Arda Alden Green (1899-1958) was an American biochemist and protein-purifying pro who worked “in the shadows” of “big names” but made big contributions of her own, including isolating the neurotransmitter serotonin and figuring out why fireflies glow.
Green was born May 7, 1899 in Prospect, Pennsylvania. She earned degrees in chemistry and philosophy from the University of California, Berkeley followed by a medical degree from Johns Hopkins University. Her work with isolating proteins began when she took a hiatus from her medical studies to learn from protein chemist Edwin Cohn at Harvard. She returned to Cohn’s lab after graduating and carried out a series of seminal experiments showing how hemoglobin’s ability to transport oxygen throughout the bloodstream is affected by pH. She became a pediatrics research associate, tutored students, and helped Cohn develop methods to isolate blood proteins that were in high demand during WWII.

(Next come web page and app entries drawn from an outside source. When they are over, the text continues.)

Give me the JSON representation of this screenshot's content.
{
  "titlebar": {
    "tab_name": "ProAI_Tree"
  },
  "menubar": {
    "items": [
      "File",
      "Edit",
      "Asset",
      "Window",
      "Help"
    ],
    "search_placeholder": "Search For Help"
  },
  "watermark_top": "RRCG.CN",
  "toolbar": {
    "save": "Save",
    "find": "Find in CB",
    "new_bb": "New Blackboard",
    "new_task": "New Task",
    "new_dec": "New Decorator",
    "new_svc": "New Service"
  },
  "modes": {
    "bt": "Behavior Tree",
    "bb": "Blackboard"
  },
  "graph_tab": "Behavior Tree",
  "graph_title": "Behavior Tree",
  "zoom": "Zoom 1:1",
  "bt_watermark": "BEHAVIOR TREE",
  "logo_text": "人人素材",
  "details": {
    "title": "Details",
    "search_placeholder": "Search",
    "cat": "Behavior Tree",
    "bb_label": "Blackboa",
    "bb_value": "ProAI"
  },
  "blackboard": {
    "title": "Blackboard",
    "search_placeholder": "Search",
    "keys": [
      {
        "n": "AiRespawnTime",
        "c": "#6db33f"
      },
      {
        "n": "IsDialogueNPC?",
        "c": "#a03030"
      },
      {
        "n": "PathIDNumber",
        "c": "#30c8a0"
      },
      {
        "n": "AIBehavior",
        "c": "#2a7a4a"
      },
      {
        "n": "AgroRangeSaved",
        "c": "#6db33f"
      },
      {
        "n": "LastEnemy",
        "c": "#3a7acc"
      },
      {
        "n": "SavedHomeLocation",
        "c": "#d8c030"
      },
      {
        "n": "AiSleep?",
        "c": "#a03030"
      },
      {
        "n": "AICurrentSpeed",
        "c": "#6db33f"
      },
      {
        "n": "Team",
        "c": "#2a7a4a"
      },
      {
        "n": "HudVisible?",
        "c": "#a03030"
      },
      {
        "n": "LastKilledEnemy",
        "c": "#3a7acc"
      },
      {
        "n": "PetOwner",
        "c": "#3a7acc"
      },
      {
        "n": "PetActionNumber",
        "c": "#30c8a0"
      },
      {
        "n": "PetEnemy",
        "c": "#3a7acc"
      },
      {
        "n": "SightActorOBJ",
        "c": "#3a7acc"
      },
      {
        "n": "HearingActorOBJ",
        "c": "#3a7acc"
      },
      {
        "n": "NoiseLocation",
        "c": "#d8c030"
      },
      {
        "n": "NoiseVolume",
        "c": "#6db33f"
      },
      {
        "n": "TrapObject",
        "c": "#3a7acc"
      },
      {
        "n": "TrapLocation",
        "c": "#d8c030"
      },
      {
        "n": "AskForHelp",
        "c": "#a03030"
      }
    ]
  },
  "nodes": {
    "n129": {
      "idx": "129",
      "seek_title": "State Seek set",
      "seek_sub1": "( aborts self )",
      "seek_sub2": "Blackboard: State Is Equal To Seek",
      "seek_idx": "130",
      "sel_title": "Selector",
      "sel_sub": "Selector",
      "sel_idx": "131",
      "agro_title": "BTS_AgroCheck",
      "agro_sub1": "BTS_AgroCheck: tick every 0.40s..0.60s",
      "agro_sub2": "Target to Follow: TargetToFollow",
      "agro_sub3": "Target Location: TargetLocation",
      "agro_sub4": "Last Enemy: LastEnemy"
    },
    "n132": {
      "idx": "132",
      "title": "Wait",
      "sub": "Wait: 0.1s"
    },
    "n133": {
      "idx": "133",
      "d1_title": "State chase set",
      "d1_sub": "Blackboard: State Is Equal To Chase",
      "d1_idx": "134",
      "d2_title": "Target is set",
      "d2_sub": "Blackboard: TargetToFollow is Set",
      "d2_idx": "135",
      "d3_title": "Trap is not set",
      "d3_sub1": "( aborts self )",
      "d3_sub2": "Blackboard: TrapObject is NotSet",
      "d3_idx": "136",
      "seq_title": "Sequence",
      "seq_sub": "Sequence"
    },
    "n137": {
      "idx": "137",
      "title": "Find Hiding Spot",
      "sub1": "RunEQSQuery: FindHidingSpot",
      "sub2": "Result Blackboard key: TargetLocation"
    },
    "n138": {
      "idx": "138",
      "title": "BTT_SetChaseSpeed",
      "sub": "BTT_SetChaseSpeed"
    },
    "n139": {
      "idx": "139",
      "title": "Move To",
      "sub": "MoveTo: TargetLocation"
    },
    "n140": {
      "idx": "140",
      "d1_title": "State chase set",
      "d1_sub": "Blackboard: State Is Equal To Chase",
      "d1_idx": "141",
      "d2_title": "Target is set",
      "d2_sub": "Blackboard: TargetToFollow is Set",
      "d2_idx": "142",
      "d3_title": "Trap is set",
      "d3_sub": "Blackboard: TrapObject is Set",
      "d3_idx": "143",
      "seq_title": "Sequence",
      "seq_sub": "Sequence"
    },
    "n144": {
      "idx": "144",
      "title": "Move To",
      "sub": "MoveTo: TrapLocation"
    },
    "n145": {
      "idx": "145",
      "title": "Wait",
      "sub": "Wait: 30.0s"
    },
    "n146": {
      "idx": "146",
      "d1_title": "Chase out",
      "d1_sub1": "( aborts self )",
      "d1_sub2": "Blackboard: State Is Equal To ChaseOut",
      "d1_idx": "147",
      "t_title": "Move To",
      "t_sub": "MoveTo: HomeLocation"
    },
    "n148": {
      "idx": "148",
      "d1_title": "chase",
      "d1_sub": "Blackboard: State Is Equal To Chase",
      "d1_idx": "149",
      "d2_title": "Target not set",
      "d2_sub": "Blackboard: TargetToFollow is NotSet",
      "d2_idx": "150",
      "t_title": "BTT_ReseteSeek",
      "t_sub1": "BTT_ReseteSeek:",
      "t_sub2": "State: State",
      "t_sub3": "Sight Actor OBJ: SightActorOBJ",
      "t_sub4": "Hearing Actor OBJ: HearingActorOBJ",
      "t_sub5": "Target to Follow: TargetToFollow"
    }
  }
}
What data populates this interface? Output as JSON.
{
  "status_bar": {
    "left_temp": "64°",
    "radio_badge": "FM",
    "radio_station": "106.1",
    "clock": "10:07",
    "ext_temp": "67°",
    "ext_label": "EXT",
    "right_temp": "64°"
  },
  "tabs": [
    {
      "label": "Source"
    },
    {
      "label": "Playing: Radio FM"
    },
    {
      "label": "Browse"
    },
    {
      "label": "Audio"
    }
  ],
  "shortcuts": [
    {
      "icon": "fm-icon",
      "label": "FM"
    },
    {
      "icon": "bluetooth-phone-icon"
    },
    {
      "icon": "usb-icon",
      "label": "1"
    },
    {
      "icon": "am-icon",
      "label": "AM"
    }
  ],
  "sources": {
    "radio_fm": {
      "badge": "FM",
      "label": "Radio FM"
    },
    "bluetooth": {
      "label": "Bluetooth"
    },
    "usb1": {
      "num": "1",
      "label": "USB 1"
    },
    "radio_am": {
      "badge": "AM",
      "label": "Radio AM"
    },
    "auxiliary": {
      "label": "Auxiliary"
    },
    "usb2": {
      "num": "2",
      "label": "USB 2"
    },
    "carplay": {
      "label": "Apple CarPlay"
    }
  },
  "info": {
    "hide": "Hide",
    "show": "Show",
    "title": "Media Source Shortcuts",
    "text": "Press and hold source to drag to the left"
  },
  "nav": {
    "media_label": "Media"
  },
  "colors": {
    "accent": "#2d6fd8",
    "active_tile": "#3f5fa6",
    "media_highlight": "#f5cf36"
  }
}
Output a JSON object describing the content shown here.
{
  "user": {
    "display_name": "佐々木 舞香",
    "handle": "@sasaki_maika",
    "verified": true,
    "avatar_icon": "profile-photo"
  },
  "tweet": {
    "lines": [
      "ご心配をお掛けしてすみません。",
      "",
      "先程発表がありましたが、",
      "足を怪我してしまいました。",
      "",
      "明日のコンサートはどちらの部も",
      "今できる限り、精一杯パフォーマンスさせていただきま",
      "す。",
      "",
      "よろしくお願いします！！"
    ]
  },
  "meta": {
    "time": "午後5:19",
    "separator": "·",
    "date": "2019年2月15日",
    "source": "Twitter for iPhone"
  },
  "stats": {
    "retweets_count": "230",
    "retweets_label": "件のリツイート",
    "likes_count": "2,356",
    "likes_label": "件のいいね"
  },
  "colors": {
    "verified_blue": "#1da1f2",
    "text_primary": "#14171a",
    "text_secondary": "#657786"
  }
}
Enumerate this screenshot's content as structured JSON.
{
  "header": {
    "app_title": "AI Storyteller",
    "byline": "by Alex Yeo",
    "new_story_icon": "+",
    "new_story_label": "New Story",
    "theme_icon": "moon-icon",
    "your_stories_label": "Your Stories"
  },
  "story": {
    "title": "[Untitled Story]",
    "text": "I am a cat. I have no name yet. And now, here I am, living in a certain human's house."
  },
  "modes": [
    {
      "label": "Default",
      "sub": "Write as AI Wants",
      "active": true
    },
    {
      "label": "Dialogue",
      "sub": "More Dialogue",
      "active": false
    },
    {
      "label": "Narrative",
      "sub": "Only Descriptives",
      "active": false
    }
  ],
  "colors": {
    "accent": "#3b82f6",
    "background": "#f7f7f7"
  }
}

After 12 years at Harvard, she moved to Washington University in St. Louis to work in the laboratory of Gerty and Carl Cori. If you’ve taken a biochemistry course, you might have heard of the Cori Cycle (the series of biochemical reactions that converts the sugar-storage molecule glycogen into lactate and back again). Gerty Cori & her husband (deservedly) won the Nobel Prize for working it out, but Green helped make their work possible by figuring out how to isolate pure enzymes (molecules that speed up (catalyze) reactions) in the pathway including phosphorylase, which sets the cycle in motion.
She then moved to the Cleveland Clinic, where she studied molecules contributing to blood pressure regulation. In addition to isolating proteins involved in hypertension (high blood pressure) she isolated the neurotransmitter serotonin, an important signaling molecule in the nervous system.
She then went back to Johns Hopkins where she crystallized luciferase, the protein that makes fireflies glow, and helped figure out how it works. She started working on purifying the protein that makes some bacteria glow, but she died from breast cancer before she could finish out this work. Her death also came before she could be formally presented with the Garvan-Olin medal – the highest award for an American female chemist.
Green’s name is often lost in the shadows of the scientists she worked with whose names have been kept at the forefront in part because of having things named after them. In addition to the Coris, she worked with Hans Krebs (who also has a Nobel Prize as well as a biochemical cycle named after him); Leonor Michaelis (the Michaelis-Menten equation describes enzyme kinetics); and Lawrence Henderson (the Henderson-Hasselbach equation relates to pH).
There is no doubt in my mind that Green, who was lauded as a thoughtful mentor as well as a skilled scientist, positively influenced the work of these “legends” and if I ever discover something, I’d like to name it after her!
Photo credit: Marine Biological Laboratory Archives